Exact reproduction, images excluded: write out the records below.

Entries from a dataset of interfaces
^^^^

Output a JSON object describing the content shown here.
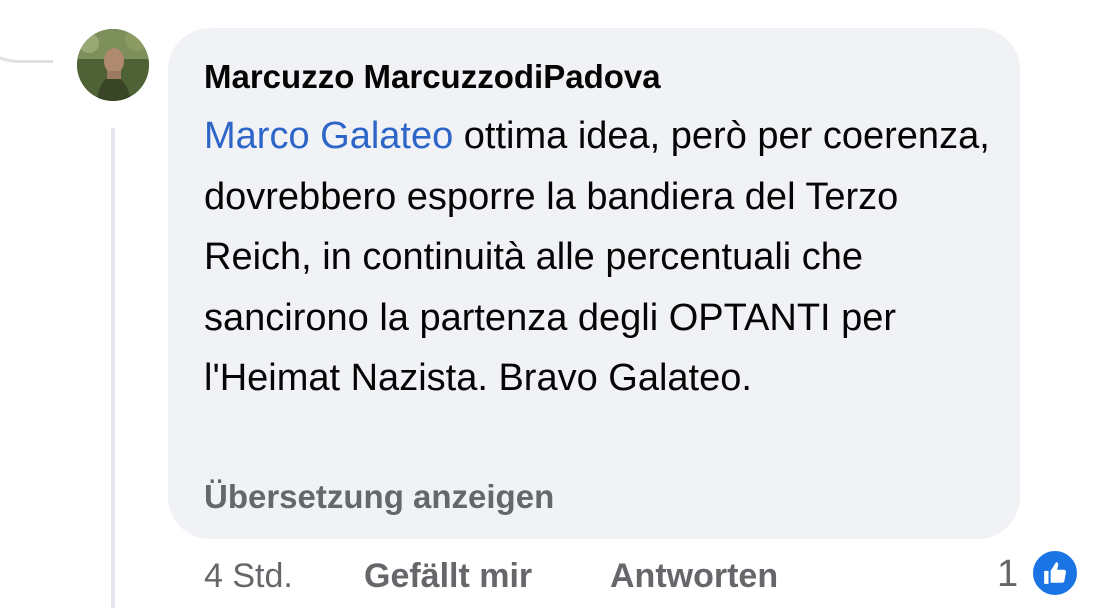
{
  "comment": {
    "author": "Marcuzzo MarcuzzodiPadova",
    "mention": "Marco Galateo",
    "text": " ottima idea, però per coerenza, dovrebbero esporre la bandiera del Terzo Reich, in continuità alle percentuali che sancirono la partenza degli OPTANTI per l'Heimat Nazista. Bravo Galateo.",
    "translate_label": "Übersetzung anzeigen"
  },
  "actions": {
    "time": "4 Std.",
    "like_label": "Gefällt mir",
    "reply_label": "Antworten"
  },
  "reactions": {
    "count": "1",
    "icon": "thumbs-up-icon"
  },
  "colors": {
    "bubble": "#f0f2f5",
    "mention": "#2d65c8",
    "secondary_text": "#65676b",
    "like_badge": "#1b74e4"
  }
}
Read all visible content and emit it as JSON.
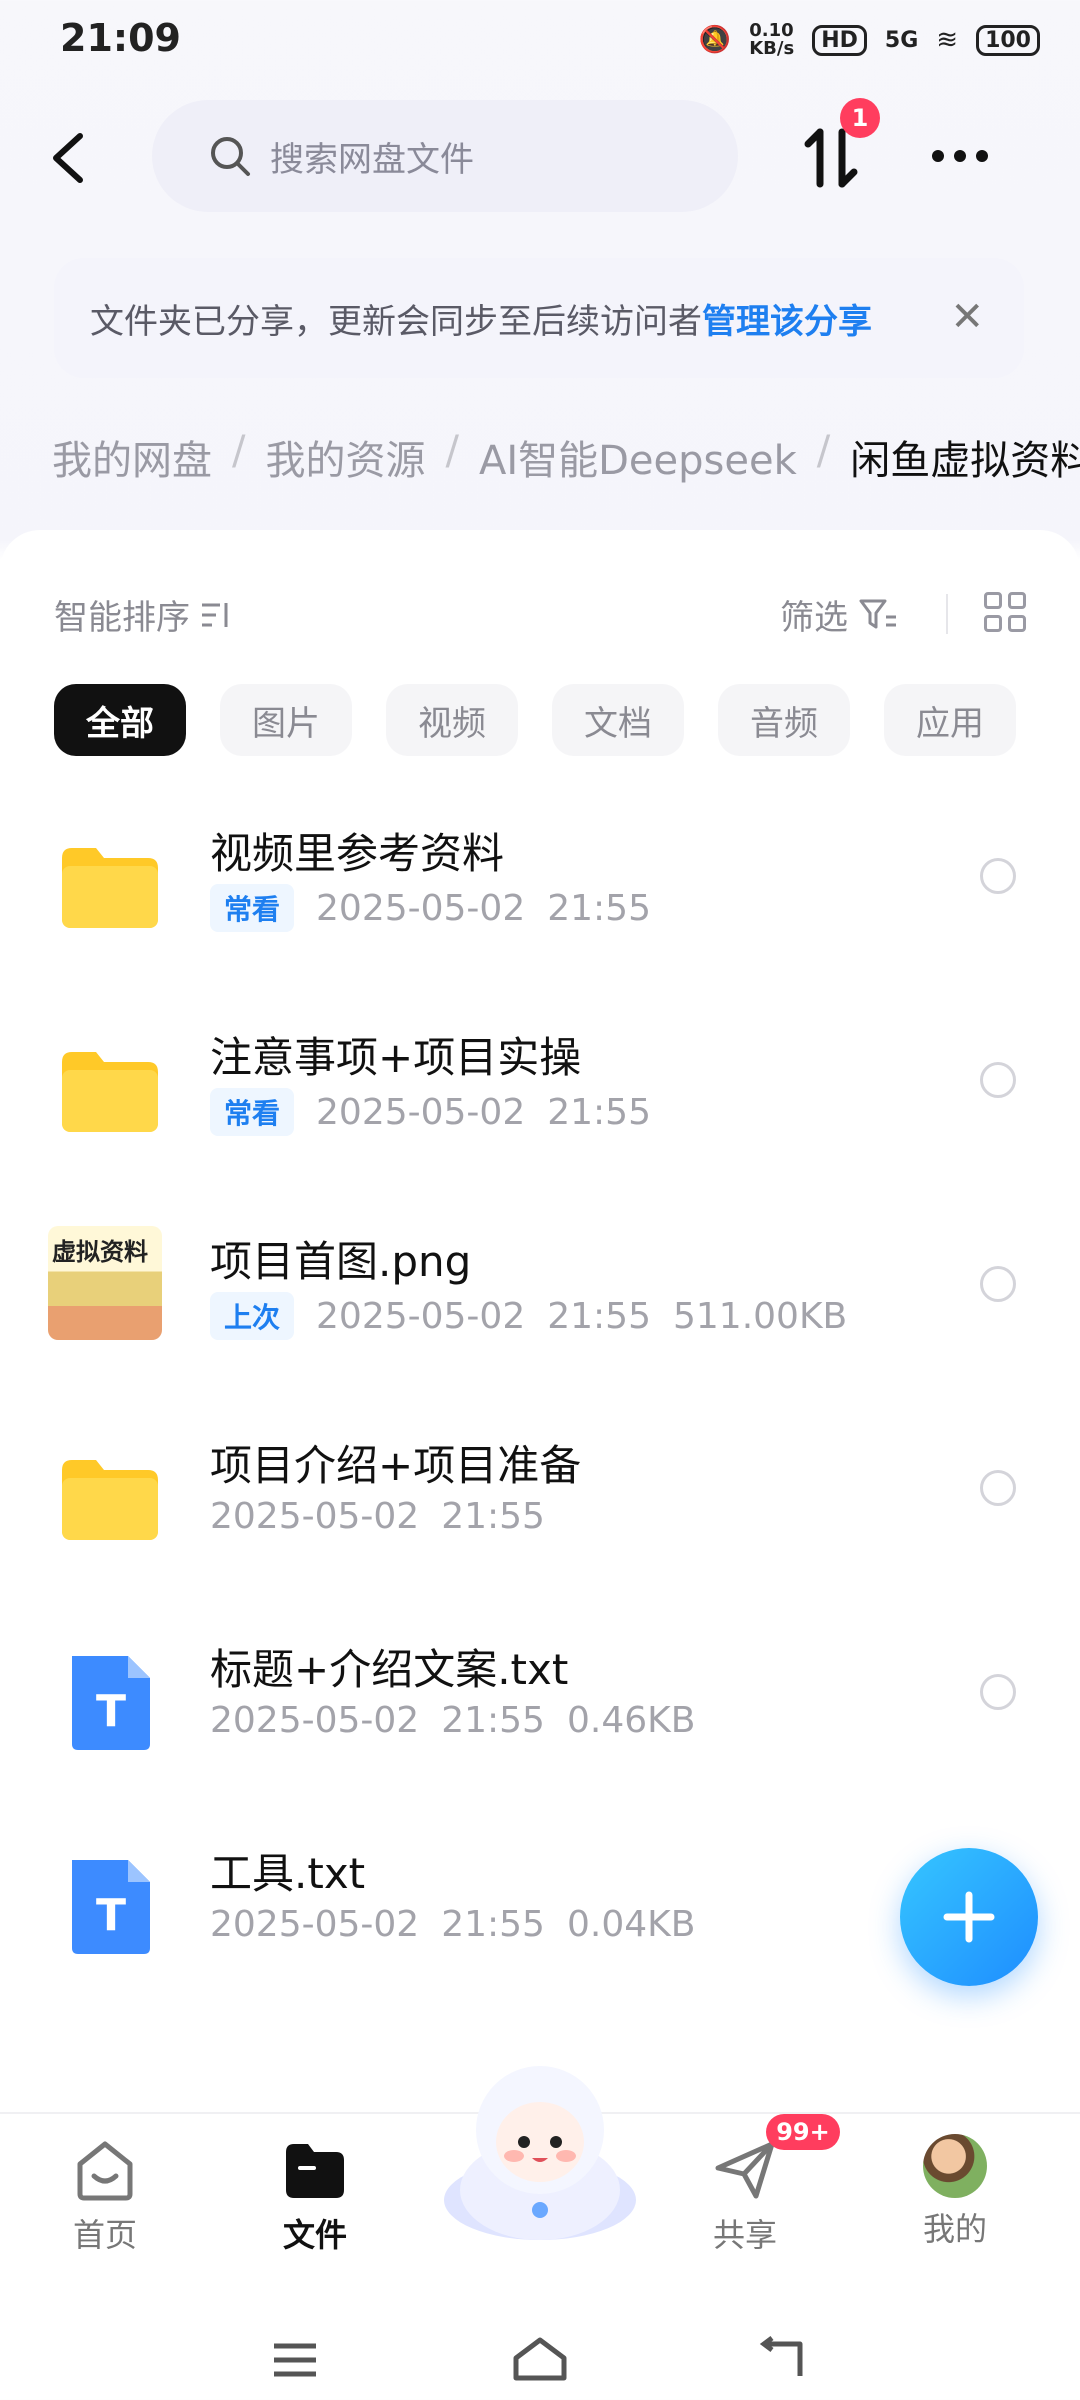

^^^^

_RESULT OF THIS TASK_
Output a JSON object describing the content shown here.
{
  "comment": {
    "author": "Marcuzzo MarcuzzodiPadova",
    "mention": "Marco Galateo",
    "text": " ottima idea, però per coerenza, dovrebbero esporre la bandiera del Terzo Reich, in continuità alle percentuali che sancirono la partenza degli OPTANTI per l'Heimat Nazista. Bravo Galateo.",
    "translate_label": "Übersetzung anzeigen"
  },
  "actions": {
    "time": "4 Std.",
    "like_label": "Gefällt mir",
    "reply_label": "Antworten"
  },
  "reactions": {
    "count": "1",
    "icon": "thumbs-up-icon"
  },
  "colors": {
    "bubble": "#f0f2f5",
    "mention": "#2d65c8",
    "secondary_text": "#65676b",
    "like_badge": "#1b74e4"
  }
}
Read all visible content and emit it as JSON.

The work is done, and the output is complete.